Jesse Sykes & the Sweet Hereafter Like, Love, Lust & the Open Halls of the Soul

Jesse Sykes & the Sweet Hereafter Like, Love, Lust & the Open Halls of the Soul
Photo: Karen Moskowitz
It’s exciting to come across a record that contains songs that are instantly likeable and intriguing. If a record has one such song, it’s noteworthy. Jesse Sykes has several here, some of which demand a world in which they would be summertime hits of longing. "LLL” (like, love, lust) is filled with wiry guitars and chord progressions full of pomp that manage to step back slightly to make room for Sykes’s somewhat androgynous, sometimes raspy and occasionally Mercury Rev-channelling vocal talents. There are horns, harmonies, a piano and moments of rocking out, such as in "I Like The Sound” or the road trip-worthy organ buzz of "You Might Walk Away.” Mostly though, it’s hard to escape the effect of Sykes’s affecting, spooky messages of love gone wrong. She’s as believable and charming when she says, "sometimes you have to kill the one you trust” as when she admits, "this love is a feature/lost on us creatures so small.” The only complaint is that she could let go a little bit and have some fun with her voice. Just listen to her delicious 2006 collaboration with Sunn O)))/Boris for further proof of her many talents.

What’s the vibe of this record? I feel it’s a very loving record and actually quite hopeful. I’m obviously talking about issues like faith or lack of faith [and] questioning a lot of obvious themes of general human existence. I think even the title sort of implies a state of being. Obviously I want people to find their own meaning in it but I think it reflects a fragile human emotion and existence and some of the complexities of being human and being bound to a body.

How did your 2006 collaboration with Boris and Sunn O))) contribute to your work on this album? It opened that part of my brain, neurologically, that made me completely unafraid creatively. The experience of going in and putting the vocals down on the Sunn thing was really positive and it gave me a lot of confidence in how to approach my record.
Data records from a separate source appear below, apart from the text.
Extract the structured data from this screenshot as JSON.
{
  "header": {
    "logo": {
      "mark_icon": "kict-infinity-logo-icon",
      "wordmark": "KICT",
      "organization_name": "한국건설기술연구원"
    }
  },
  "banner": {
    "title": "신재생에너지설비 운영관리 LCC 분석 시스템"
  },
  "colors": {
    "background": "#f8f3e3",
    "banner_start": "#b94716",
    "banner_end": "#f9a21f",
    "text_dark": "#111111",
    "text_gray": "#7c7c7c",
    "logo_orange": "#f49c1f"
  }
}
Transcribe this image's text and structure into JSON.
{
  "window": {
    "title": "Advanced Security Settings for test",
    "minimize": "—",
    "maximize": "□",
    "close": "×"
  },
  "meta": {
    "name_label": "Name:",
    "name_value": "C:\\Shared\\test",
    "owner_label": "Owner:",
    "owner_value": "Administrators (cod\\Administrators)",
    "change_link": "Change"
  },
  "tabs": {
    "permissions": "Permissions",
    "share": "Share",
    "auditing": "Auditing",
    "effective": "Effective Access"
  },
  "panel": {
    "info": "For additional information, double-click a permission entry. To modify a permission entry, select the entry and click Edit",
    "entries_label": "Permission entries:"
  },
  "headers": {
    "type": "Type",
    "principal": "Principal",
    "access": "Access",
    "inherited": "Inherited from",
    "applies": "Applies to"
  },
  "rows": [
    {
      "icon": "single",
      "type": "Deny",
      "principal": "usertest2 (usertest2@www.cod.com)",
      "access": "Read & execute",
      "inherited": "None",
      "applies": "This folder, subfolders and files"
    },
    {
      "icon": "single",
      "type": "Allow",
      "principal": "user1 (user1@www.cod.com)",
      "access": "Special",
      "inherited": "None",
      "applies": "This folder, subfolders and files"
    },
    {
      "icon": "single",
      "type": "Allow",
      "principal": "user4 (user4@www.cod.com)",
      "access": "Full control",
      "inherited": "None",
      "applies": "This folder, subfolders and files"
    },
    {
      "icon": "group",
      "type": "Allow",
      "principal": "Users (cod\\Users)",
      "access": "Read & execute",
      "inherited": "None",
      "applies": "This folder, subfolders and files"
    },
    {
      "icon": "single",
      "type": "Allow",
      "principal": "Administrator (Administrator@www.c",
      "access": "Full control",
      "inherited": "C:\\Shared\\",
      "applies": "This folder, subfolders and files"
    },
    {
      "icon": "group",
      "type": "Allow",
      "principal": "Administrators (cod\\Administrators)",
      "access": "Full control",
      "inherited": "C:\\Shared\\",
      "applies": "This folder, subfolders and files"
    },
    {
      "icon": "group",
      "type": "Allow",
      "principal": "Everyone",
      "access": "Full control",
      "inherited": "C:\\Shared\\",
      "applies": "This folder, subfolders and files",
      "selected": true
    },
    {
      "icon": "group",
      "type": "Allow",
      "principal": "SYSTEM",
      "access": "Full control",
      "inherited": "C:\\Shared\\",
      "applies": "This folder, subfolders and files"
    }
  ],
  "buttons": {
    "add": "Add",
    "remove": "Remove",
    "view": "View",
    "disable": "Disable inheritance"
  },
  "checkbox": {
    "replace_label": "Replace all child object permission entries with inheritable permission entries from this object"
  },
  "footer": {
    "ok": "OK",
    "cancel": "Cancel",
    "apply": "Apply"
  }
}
What’s been the most surprising thing you’ve learned being a musician? I've discovered I have so much more strength than I ever gave myself credit for. [And] love. I realise I have so much love to give that sometimes it’s a little painful. The reason I do music is really just to connect with people. I want to write good songs and be considered an important songwriter, but really it’s down to this amazing connection and giving love, and receiving it too. (Barsuk)